    Comfort? The steering wheel maybe adjustable for height but its at the wrong angle entirely. Imagine a 1980 mini metro. Because of this no matter how much you adjust the seat your never comfortable. Because you have to sit at such an odd angle to actually drive the thing, you cant use the sunvisors, and you cant see the ‘enhanced’ instrument panel. Nor can you reach the indicator stalks properly.

    Theres nowhere in the vehicle to put anything. The cubbys and storage spaces are pretty much useless. Anything you put in them falls out the moment the van decides to lurch forward after changing gear just when you didn’t expect it or want it.

    Brand new? these Ivecos are based on Vauxhall Movanos, which were new in what? 1999? They were not much good then and its no suprise vauxhall fobbed them off to cheapskates like iveco.

    Oh and another fun thing, it doesn’t have any sidelights per se, it only has a headlights on headlights off switch. It turns the sidelights on itself when the engine is running. But only the front sidelights. There is no sidelights on the rear. Clever, but not when parked up on some remote country lane trying to deliver some toffs shopping in the darkest of the dark. You cant leave anything on light wise other than hazards.

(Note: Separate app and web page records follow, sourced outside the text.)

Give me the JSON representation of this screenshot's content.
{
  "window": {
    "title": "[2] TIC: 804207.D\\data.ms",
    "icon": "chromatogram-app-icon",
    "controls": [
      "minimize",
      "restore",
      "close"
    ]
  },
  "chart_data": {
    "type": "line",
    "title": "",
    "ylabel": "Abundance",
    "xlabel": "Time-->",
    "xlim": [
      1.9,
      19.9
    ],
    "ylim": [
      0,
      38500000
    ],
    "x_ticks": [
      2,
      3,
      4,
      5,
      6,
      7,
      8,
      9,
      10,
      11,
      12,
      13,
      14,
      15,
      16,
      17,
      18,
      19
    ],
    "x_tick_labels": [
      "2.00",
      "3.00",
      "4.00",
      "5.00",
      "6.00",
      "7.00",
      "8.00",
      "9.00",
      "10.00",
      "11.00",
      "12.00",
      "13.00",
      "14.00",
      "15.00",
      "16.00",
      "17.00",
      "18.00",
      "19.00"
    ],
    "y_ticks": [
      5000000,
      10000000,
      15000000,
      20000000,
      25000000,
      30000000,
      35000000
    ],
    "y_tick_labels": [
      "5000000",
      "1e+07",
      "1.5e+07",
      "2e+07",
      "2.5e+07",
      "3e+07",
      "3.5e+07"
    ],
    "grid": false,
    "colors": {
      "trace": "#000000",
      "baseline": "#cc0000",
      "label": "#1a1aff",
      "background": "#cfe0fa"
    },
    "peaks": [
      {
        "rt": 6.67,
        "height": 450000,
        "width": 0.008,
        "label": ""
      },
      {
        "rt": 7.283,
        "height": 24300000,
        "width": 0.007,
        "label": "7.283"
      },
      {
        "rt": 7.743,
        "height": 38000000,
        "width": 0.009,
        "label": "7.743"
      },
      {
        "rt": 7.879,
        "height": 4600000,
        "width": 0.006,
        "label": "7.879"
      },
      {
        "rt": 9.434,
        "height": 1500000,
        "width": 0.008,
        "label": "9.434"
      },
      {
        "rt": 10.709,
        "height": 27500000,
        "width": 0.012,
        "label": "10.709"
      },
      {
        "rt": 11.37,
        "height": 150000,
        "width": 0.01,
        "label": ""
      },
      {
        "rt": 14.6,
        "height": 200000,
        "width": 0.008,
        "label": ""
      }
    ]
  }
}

    I could go on, but lifes too short…..!!!

    The truth is its saving Asda several millions a year and thats what it boils down to. Yadda yadda super gearbox, super dashboard. They are cheap.

    Id never heard of Mr Clifton, but would be interested to know if he or his team has ever actually driven these damn vans……and if they replaced his company Mercedes with a Dacia, i’m sure he”d be similarly bemused as many of us are…..

    Can we have our Mercedes back? Now theres a PROPER van.

  2. I also work for asda and have to agree with luke skywalker on this one we have a pretty tired fleet atm apart from our new merc, we have 3 mercs and 2 iveco dailys and merc merc’s outperform the ivecos every step of the way both the ivecos with on 2011’s with coming up for 90K on the clock have have new gearboxes one at 18K and one at 35K numerous ignition barrels as they are too weak, they’ve been in the garage more times than i care to think with numerous electrical problems and also like luke said the gearboxes in them are horrendous ours seem to kangaroo whilst reversing and you can be going along a dual carriage/motorway way at 54mph in 6th gear then it will suddenly change down into 3rd/4th and make you feel like its trying to propel you through the windscreen. Many of the faults with our ivecos have been from day one. Whereas our mercs barely ever have anything wrong with them, one of them hasn’t even broke down once mercedes wise anyways and it does 30mpg unlike the 22 of the ivecos. They bought cheap with the ivecos but end up paying for in the long run with all the breakdown costs.